=== SUPPLIED DATA ===

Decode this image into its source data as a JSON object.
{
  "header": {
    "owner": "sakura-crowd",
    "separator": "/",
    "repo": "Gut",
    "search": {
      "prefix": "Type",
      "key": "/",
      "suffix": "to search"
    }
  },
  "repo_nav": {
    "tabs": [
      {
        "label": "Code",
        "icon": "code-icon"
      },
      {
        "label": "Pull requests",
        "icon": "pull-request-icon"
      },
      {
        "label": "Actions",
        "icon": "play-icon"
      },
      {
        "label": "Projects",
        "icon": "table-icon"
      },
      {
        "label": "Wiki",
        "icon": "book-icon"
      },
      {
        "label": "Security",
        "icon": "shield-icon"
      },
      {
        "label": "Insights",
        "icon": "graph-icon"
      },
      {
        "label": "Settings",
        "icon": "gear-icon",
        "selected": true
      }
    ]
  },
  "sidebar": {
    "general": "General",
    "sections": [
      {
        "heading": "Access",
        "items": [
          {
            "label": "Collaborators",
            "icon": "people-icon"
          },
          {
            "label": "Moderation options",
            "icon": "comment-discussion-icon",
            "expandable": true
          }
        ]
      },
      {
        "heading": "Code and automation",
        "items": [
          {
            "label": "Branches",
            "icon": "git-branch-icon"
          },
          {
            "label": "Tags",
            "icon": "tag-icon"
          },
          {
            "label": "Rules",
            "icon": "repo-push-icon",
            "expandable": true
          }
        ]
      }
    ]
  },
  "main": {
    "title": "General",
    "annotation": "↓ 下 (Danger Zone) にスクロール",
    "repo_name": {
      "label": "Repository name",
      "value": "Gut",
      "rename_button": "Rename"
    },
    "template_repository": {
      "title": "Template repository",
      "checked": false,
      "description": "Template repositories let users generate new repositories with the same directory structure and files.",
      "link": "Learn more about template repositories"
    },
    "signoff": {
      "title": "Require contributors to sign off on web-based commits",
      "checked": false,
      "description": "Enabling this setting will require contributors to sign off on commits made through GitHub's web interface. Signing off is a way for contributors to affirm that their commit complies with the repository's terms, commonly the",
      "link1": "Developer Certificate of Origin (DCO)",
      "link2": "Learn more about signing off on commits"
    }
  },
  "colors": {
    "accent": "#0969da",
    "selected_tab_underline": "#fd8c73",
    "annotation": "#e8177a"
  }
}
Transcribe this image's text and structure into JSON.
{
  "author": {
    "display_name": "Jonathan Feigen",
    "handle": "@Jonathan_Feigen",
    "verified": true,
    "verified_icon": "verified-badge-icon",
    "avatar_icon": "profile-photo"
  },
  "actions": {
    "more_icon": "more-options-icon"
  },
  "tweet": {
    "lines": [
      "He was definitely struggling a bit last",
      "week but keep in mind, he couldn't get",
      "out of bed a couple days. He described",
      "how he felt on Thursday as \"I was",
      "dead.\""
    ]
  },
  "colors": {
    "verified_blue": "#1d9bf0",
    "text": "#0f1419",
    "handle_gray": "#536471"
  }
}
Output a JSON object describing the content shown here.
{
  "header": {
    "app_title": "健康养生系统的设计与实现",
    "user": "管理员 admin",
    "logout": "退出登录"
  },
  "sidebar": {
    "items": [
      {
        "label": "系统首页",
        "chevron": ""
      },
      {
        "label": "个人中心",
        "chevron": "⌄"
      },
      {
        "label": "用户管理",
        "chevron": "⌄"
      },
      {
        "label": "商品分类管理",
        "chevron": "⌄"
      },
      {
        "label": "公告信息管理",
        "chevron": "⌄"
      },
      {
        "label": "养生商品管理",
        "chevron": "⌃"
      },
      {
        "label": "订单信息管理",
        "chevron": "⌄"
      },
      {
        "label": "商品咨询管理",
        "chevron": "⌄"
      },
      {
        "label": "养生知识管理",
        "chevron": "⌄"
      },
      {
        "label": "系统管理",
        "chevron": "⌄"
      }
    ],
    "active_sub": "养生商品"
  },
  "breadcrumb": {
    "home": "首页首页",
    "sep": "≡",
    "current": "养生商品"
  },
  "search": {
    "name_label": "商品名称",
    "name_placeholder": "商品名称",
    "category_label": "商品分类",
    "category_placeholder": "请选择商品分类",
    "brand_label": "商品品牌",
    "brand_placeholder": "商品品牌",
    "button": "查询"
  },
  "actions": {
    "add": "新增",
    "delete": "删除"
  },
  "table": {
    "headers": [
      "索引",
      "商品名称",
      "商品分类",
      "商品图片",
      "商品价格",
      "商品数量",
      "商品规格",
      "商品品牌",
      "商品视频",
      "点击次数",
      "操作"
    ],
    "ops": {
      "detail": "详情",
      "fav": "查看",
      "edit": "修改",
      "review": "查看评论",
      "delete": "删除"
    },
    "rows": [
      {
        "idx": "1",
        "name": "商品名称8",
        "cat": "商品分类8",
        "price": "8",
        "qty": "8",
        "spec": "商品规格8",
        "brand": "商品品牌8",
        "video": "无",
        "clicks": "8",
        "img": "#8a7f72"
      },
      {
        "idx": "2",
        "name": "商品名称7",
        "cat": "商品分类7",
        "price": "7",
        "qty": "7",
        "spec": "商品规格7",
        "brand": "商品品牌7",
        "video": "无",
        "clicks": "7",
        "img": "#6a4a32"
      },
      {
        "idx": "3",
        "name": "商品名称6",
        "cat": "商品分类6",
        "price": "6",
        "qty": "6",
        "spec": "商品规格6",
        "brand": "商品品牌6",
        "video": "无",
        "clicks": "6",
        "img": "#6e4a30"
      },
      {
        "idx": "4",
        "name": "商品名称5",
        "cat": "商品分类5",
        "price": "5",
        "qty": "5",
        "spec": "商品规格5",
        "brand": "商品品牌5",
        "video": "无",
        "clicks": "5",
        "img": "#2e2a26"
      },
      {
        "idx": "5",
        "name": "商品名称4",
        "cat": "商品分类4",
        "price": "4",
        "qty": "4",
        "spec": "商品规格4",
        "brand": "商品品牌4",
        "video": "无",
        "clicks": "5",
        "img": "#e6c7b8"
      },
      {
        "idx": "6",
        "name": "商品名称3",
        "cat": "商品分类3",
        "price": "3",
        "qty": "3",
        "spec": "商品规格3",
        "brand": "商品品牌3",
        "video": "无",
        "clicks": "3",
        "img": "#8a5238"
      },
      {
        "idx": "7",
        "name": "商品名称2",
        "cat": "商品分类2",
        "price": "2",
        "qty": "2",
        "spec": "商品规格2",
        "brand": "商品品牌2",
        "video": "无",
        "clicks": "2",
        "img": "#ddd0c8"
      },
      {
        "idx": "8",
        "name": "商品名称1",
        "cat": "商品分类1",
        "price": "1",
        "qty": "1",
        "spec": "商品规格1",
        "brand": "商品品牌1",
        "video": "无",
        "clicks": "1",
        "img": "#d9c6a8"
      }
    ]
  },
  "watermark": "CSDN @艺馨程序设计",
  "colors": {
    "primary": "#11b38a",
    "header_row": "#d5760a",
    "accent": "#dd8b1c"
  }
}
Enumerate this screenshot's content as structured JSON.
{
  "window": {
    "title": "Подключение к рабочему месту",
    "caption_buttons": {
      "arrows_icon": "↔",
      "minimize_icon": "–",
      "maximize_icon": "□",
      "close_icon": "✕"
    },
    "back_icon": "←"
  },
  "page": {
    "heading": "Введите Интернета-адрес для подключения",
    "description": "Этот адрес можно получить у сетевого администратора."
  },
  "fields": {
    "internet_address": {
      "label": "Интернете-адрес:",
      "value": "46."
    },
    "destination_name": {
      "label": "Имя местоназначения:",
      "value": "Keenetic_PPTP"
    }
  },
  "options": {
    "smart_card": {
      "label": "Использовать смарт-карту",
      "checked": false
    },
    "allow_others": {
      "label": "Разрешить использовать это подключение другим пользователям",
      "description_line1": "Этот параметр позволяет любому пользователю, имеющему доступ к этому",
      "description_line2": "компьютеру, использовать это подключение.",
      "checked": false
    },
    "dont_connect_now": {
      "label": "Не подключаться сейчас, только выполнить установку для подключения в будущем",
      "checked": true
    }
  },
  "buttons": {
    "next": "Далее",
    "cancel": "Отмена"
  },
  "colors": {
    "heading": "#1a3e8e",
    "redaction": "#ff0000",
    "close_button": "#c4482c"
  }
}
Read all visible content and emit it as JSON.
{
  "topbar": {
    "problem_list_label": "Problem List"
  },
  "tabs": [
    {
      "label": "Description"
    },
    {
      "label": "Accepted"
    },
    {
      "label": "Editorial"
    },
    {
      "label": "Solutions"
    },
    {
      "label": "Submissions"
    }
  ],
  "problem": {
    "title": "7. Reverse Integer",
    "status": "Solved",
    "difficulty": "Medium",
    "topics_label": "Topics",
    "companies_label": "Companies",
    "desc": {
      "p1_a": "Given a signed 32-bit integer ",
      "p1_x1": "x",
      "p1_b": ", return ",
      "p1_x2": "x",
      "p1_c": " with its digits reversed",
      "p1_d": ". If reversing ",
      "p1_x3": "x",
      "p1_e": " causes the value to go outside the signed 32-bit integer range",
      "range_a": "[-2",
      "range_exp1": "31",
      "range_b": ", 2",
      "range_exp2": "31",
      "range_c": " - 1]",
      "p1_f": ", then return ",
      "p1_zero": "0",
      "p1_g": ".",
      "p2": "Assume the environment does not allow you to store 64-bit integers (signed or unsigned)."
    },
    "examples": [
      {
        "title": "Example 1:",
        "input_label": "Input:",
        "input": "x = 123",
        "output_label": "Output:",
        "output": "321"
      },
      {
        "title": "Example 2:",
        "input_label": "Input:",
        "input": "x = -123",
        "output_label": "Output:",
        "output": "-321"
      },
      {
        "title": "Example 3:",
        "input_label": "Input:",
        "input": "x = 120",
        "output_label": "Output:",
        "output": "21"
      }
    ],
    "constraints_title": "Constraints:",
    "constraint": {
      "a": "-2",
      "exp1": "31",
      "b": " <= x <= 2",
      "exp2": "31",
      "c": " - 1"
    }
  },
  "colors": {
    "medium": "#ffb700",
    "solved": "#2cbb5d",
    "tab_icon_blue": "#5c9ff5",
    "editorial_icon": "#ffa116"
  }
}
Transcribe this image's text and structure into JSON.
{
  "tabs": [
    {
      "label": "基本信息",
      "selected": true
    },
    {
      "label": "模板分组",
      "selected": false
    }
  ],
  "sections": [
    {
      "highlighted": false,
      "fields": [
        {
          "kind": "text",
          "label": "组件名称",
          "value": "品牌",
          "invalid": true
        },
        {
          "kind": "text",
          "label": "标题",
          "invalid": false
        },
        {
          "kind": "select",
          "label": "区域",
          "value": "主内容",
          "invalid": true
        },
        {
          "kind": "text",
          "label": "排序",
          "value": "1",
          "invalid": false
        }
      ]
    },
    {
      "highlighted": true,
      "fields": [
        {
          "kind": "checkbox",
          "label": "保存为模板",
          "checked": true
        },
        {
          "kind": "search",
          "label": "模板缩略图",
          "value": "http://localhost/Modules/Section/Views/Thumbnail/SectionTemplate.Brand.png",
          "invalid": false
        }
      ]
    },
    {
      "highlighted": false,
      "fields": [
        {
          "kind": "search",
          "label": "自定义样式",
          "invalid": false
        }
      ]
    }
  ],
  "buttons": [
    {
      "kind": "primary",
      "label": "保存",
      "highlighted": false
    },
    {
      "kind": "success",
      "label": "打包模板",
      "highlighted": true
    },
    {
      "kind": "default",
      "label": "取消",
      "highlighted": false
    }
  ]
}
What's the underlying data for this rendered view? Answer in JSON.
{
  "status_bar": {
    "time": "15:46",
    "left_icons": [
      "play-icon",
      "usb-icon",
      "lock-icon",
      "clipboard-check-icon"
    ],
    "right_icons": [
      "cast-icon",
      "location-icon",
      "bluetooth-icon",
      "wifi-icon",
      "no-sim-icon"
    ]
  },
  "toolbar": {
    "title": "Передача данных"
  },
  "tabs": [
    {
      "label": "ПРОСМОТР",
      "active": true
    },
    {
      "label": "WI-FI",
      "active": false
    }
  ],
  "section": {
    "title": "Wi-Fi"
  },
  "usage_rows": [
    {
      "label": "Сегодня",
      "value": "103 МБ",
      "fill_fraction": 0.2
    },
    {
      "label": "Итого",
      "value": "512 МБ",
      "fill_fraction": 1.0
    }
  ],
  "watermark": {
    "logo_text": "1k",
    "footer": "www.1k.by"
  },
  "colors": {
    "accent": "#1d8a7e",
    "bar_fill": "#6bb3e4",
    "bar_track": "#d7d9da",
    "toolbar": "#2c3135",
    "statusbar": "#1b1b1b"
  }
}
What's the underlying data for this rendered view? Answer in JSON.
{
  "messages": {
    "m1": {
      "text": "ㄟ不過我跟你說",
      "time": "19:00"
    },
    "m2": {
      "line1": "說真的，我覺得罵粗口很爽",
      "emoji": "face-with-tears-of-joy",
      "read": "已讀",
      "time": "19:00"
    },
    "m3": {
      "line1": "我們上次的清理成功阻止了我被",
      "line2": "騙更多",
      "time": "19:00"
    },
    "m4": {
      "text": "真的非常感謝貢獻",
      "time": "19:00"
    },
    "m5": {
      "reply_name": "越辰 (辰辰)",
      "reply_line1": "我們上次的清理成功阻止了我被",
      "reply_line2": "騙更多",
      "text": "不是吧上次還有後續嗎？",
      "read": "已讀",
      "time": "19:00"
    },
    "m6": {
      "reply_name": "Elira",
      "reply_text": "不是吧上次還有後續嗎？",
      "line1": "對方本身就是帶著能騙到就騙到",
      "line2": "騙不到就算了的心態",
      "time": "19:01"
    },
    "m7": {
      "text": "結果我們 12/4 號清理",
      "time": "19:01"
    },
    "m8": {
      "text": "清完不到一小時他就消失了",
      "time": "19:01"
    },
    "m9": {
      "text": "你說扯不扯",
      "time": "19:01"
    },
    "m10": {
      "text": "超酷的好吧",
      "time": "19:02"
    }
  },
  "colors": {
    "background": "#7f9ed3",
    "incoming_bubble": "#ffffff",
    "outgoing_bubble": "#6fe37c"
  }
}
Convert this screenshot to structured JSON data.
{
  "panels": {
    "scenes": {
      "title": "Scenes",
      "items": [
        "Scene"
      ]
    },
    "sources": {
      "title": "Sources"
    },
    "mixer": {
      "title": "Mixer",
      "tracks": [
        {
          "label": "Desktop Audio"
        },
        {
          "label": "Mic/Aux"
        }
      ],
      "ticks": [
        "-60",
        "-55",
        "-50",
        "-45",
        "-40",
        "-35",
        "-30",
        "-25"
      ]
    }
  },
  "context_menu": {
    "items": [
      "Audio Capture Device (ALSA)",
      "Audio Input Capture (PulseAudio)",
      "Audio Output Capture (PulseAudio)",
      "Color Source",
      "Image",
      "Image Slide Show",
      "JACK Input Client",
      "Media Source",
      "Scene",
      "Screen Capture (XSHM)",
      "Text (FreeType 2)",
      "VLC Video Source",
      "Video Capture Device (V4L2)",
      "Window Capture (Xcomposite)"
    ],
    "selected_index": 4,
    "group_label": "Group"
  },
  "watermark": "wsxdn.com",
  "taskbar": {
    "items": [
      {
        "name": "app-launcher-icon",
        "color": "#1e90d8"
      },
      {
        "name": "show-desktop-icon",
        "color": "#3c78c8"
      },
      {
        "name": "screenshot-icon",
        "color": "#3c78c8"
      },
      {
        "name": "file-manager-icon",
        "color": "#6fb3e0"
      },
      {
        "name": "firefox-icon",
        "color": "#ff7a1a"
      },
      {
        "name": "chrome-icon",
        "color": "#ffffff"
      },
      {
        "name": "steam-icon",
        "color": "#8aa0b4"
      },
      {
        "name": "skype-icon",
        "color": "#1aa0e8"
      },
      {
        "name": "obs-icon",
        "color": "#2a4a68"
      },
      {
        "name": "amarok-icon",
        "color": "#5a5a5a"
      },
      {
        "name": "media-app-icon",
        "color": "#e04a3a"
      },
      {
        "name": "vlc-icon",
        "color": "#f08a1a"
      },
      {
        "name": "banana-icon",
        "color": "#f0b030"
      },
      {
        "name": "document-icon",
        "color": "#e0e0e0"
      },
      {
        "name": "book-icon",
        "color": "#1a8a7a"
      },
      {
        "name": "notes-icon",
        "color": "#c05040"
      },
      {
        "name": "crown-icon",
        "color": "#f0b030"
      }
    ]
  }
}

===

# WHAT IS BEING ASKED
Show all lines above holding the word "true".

# EXERCISE SOLUTION
        "selected": true
            "expandable": true
            "expandable": true
    "verified": true,
      "checked": true
      "selected": true
          "invalid": true
          "invalid": true
      "highlighted": true,
          "checked": true
      "highlighted": true
      "active": true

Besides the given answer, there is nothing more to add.